A narrative of safety and risk is hampering freedom of speech on UK university campuses, a new report has found.
‘Uncomfortable but educational‘ — a short report and guide on the laws protecting free speech in universities by freedom of expression campaigners Index on Censorship — calls for more to be done to create an environment in which free speech is promoted as an equal good with other statutory duties. It also identifies Prevent as a key issue.
The report argues that universities should strengthen and simplify codes of practice to clarify their responsibilities and commitment to protecting free speech on campus. It also urges student unions to reaffirm a commitment to freedom of expression in their policies and remove “no-platforming” guidelines that involve outlawing speakers who are not members of groups already proscribed by government.
The report identifies the implementation of Prevent — which places obligations on universities to stop students being drawn into terrorism — as having a pernicious effect on freedom of expression and academic freedom in higher education and calls for an immediate independent review of the policy.
Despite near-daily news stories about attempts to shut down free speech on campus, the report finds that the environment for freedom of expression is poorly understood. Incidents are often misreported, while others — especially levels of self-censorship — are not reported publicly at all. A better understanding of the levels of explicit and implicit censorship on campus, coupled with the development of strategies for the better promotion of freedom of expression and at pre-university level are identified as crucial for ensuring free speech is protected.
The report draws on interviews and research of the sector over the past three years and in particular offers a guide to the legal protections and duties related to freedom of expression. It finds that often duties and rights such as those related to safety are presented as trumping those related to free speech, creating a risk-averse culture in which free speech is seen as a less important right.
“Protecting and promoting freedom of expression should be at the heart of what a university does – not an afterthought,” said Index on Censorship chief executive Jodie Ginsberg. “We want to encourage everyone to consider this as a core value – rather than one that is secondary to other rights and responsibilities.”
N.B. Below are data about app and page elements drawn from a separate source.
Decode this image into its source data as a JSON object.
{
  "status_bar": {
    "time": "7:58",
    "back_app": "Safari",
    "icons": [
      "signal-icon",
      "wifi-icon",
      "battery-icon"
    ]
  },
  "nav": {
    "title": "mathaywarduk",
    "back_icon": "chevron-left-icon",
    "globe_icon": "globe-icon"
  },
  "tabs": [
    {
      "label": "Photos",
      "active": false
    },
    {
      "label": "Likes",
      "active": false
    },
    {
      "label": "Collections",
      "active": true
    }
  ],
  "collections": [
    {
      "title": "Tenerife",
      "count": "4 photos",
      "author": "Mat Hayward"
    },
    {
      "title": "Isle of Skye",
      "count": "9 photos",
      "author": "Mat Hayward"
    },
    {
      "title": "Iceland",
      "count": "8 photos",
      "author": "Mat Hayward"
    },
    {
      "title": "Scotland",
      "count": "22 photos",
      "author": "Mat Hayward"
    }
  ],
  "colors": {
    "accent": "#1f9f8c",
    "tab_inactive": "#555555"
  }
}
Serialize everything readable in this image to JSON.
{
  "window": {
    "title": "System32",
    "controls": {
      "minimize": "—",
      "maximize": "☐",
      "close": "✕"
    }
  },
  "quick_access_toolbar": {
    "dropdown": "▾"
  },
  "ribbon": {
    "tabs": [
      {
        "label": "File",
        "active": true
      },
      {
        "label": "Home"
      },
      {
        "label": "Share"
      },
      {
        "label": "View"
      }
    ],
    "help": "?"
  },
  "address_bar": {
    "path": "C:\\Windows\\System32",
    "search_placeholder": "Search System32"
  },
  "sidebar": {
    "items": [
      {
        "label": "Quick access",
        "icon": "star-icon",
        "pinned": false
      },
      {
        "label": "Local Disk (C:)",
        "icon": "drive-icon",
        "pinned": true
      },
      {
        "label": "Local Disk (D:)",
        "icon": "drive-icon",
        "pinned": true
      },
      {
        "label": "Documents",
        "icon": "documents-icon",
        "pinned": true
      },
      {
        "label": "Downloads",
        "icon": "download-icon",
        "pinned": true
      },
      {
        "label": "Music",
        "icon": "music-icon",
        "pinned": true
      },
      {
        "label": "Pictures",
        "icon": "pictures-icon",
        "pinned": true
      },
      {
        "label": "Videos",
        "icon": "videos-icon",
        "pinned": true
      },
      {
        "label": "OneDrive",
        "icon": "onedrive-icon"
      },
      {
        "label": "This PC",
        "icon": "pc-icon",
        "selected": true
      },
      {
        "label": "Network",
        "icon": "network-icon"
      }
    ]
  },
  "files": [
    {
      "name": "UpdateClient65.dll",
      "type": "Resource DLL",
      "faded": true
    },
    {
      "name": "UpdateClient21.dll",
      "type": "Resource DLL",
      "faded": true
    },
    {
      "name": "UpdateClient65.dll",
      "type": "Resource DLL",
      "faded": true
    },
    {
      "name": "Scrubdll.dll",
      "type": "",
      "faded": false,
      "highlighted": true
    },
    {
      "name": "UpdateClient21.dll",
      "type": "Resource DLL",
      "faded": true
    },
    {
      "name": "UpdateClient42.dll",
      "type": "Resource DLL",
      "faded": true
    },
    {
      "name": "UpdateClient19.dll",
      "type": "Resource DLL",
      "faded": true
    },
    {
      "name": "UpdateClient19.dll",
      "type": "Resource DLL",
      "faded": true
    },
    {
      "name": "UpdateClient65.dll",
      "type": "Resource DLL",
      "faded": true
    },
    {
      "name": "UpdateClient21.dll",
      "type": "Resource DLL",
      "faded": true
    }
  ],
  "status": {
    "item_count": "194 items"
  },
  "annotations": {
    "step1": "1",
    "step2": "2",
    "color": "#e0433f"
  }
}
For more information or to arrange an interview, please contact Jodie Ginsberg at [email protected] or 020 7963 7260.